PROBLEM TO SOLVE: Retype the data below without altering anything.

[Data extracted from a collection]
+-------+
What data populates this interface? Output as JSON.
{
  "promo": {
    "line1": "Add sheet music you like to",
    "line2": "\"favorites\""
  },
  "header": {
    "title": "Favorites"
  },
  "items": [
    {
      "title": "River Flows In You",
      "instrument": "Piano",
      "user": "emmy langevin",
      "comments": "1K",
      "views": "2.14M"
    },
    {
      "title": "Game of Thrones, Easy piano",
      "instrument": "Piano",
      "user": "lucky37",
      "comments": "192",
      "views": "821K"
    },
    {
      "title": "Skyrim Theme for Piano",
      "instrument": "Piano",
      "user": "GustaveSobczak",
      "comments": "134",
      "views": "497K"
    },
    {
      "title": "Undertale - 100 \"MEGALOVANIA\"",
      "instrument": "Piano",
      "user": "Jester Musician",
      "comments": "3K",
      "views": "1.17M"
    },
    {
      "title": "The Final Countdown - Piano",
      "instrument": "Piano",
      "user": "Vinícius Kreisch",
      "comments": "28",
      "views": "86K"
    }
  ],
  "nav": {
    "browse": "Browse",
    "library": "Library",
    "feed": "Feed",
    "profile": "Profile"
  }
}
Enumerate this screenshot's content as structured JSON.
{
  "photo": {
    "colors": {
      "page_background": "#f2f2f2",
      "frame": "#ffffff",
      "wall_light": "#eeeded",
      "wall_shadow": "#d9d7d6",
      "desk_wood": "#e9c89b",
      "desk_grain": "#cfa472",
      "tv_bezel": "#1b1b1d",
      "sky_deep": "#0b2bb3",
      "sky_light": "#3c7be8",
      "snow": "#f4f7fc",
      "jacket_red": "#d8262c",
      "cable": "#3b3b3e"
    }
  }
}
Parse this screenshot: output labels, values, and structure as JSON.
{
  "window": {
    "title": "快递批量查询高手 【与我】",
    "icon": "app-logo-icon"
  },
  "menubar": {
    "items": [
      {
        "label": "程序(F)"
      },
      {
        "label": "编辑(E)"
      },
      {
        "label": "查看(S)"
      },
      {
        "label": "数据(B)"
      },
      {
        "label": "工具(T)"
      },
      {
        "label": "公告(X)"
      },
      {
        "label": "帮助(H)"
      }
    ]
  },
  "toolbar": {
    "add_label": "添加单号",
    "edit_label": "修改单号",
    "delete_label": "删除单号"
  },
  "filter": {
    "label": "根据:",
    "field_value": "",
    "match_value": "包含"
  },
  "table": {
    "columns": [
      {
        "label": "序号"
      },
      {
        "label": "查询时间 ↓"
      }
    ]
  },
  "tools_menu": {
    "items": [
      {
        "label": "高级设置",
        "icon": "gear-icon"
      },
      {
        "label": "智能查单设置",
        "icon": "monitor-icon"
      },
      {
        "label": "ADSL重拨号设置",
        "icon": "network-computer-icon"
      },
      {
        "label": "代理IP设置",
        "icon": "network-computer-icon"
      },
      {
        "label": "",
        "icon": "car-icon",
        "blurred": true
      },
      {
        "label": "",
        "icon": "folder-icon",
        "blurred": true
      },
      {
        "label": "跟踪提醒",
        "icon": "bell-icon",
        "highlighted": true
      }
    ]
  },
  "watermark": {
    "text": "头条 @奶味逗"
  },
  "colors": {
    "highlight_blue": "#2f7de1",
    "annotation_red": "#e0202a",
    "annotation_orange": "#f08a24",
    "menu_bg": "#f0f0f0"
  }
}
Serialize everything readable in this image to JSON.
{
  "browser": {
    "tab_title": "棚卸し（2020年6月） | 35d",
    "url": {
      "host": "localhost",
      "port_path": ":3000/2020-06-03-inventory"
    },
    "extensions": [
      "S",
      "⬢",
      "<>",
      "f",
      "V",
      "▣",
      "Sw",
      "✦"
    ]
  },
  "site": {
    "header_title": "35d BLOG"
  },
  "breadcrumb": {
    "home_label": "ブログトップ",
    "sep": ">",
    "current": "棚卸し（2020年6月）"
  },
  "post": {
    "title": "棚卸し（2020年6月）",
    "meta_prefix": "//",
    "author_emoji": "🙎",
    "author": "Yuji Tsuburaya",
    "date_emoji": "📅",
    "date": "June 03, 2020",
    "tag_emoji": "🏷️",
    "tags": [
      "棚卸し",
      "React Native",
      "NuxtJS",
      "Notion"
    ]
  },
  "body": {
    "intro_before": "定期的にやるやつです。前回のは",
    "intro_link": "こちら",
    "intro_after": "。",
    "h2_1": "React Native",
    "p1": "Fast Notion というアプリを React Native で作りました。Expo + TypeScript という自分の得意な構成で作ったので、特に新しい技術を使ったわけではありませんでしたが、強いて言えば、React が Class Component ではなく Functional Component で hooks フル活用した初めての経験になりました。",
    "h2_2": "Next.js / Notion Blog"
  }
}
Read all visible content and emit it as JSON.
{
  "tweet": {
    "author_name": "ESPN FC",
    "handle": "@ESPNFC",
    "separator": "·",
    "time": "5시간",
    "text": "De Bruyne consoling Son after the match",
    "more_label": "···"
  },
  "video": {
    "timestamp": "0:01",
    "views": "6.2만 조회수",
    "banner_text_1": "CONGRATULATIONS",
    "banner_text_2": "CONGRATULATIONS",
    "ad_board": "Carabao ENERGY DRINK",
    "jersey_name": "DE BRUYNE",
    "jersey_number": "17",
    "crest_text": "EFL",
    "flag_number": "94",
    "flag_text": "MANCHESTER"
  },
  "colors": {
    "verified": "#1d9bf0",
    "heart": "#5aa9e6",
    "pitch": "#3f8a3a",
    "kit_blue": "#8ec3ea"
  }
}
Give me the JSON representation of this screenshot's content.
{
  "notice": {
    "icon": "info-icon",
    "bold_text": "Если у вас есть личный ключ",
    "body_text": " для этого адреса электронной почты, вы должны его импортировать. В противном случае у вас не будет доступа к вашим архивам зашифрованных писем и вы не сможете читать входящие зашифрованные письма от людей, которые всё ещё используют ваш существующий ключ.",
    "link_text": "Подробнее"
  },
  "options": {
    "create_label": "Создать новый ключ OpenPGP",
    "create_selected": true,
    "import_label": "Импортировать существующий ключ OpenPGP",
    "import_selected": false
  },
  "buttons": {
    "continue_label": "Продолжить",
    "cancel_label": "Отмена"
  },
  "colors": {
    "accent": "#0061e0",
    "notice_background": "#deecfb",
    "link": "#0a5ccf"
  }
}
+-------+
SOLUTION FOR THIS PROBLEM:
What data populates this interface? Output as JSON.
{
  "promo": {
    "line1": "Add sheet music you like to",
    "line2": "\"favorites\""
  },
  "header": {
    "title": "Favorites"
  },
  "items": [
    {
      "title": "River Flows In You",
      "instrument": "Piano",
      "user": "emmy langevin",
      "comments": "1K",
      "views": "2.14M"
    },
    {
      "title": "Game of Thrones, Easy piano",
      "instrument": "Piano",
      "user": "lucky37",
      "comments": "192",
      "views": "821K"
    },
    {
      "title": "Skyrim Theme for Piano",
      "instrument": "Piano",
      "user": "GustaveSobczak",
      "comments": "134",
      "views": "497K"
    },
    {
      "title": "Undertale - 100 \"MEGALOVANIA\"",
      "instrument": "Piano",
      "user": "Jester Musician",
      "comments": "3K",
      "views": "1.17M"
    },
    {
      "title": "The Final Countdown - Piano",
      "instrument": "Piano",
      "user": "Vinícius Kreisch",
      "comments": "28",
      "views": "86K"
    }
  ],
  "nav": {
    "browse": "Browse",
    "library": "Library",
    "feed": "Feed",
    "profile": "Profile"
  }
}
Enumerate this screenshot's content as structured JSON.
{
  "photo": {
    "colors": {
      "page_background": "#f2f2f2",
      "frame": "#ffffff",
      "wall_light": "#eeeded",
      "wall_shadow": "#d9d7d6",
      "desk_wood": "#e9c89b",
      "desk_grain": "#cfa472",
      "tv_bezel": "#1b1b1d",
      "sky_deep": "#0b2bb3",
      "sky_light": "#3c7be8",
      "snow": "#f4f7fc",
      "jacket_red": "#d8262c",
      "cable": "#3b3b3e"
    }
  }
}
Parse this screenshot: output labels, values, and structure as JSON.
{
  "window": {
    "title": "快递批量查询高手 【与我】",
    "icon": "app-logo-icon"
  },
  "menubar": {
    "items": [
      {
        "label": "程序(F)"
      },
      {
        "label": "编辑(E)"
      },
      {
        "label": "查看(S)"
      },
      {
        "label": "数据(B)"
      },
      {
        "label": "工具(T)"
      },
      {
        "label": "公告(X)"
      },
      {
        "label": "帮助(H)"
      }
    ]
  },
  "toolbar": {
    "add_label": "添加单号",
    "edit_label": "修改单号",
    "delete_label": "删除单号"
  },
  "filter": {
    "label": "根据:",
    "field_value": "",
    "match_value": "包含"
  },
  "table": {
    "columns": [
      {
        "label": "序号"
      },
      {
        "label": "查询时间 ↓"
      }
    ]
  },
  "tools_menu": {
    "items": [
      {
        "label": "高级设置",
        "icon": "gear-icon"
      },
      {
        "label": "智能查单设置",
        "icon": "monitor-icon"
      },
      {
        "label": "ADSL重拨号设置",
        "icon": "network-computer-icon"
      },
      {
        "label": "代理IP设置",
        "icon": "network-computer-icon"
      },
      {
        "label": "",
        "icon": "car-icon",
        "blurred": true
      },
      {
        "label": "",
        "icon": "folder-icon",
        "blurred": true
      },
      {
        "label": "跟踪提醒",
        "icon": "bell-icon",
        "highlighted": true
      }
    ]
  },
  "watermark": {
    "text": "头条 @奶味逗"
  },
  "colors": {
    "highlight_blue": "#2f7de1",
    "annotation_red": "#e0202a",
    "annotation_orange": "#f08a24",
    "menu_bg": "#f0f0f0"
  }
}
Serialize everything readable in this image to JSON.
{
  "browser": {
    "tab_title": "棚卸し（2020年6月） | 35d",
    "url": {
      "host": "localhost",
      "port_path": ":3000/2020-06-03-inventory"
    },
    "extensions": [
      "S",
      "⬢",
      "<>",
      "f",
      "V",
      "▣",
      "Sw",
      "✦"
    ]
  },
  "site": {
    "header_title": "35d BLOG"
  },
  "breadcrumb": {
    "home_label": "ブログトップ",
    "sep": ">",
    "current": "棚卸し（2020年6月）"
  },
  "post": {
    "title": "棚卸し（2020年6月）",
    "meta_prefix": "//",
    "author_emoji": "🙎",
    "author": "Yuji Tsuburaya",
    "date_emoji": "📅",
    "date": "June 03, 2020",
    "tag_emoji": "🏷️",
    "tags": [
      "棚卸し",
      "React Native",
      "NuxtJS",
      "Notion"
    ]
  },
  "body": {
    "intro_before": "定期的にやるやつです。前回のは",
    "intro_link": "こちら",
    "intro_after": "。",
    "h2_1": "React Native",
    "p1": "Fast Notion というアプリを React Native で作りました。Expo + TypeScript という自分の得意な構成で作ったので、特に新しい技術を使ったわけではありませんでしたが、強いて言えば、React が Class Component ではなく Functional Component で hooks フル活用した初めての経験になりました。",
    "h2_2": "Next.js / Notion Blog"
  }
}
Read all visible content and emit it as JSON.
{
  "tweet": {
    "author_name": "ESPN FC",
    "handle": "@ESPNFC",
    "separator": "·",
    "time": "5시간",
    "text": "De Bruyne consoling Son after the match",
    "more_label": "···"
  },
  "video": {
    "timestamp": "0:01",
    "views": "6.2만 조회수",
    "banner_text_1": "CONGRATULATIONS",
    "banner_text_2": "CONGRATULATIONS",
    "ad_board": "Carabao ENERGY DRINK",
    "jersey_name": "DE BRUYNE",
    "jersey_number": "17",
    "crest_text": "EFL",
    "flag_number": "94",
    "flag_text": "MANCHESTER"
  },
  "colors": {
    "verified": "#1d9bf0",
    "heart": "#5aa9e6",
    "pitch": "#3f8a3a",
    "kit_blue": "#8ec3ea"
  }
}
Give me the JSON representation of this screenshot's content.
{
  "notice": {
    "icon": "info-icon",
    "bold_text": "Если у вас есть личный ключ",
    "body_text": " для этого адреса электронной почты, вы должны его импортировать. В противном случае у вас не будет доступа к вашим архивам зашифрованных писем и вы не сможете читать входящие зашифрованные письма от людей, которые всё ещё используют ваш существующий ключ.",
    "link_text": "Подробнее"
  },
  "options": {
    "create_label": "Создать новый ключ OpenPGP",
    "create_selected": true,
    "import_label": "Импортировать существующий ключ OpenPGP",
    "import_selected": false
  },
  "buttons": {
    "continue_label": "Продолжить",
    "cancel_label": "Отмена"
  },
  "colors": {
    "accent": "#0061e0",
    "notice_background": "#deecfb",
    "link": "#0a5ccf"
  }
}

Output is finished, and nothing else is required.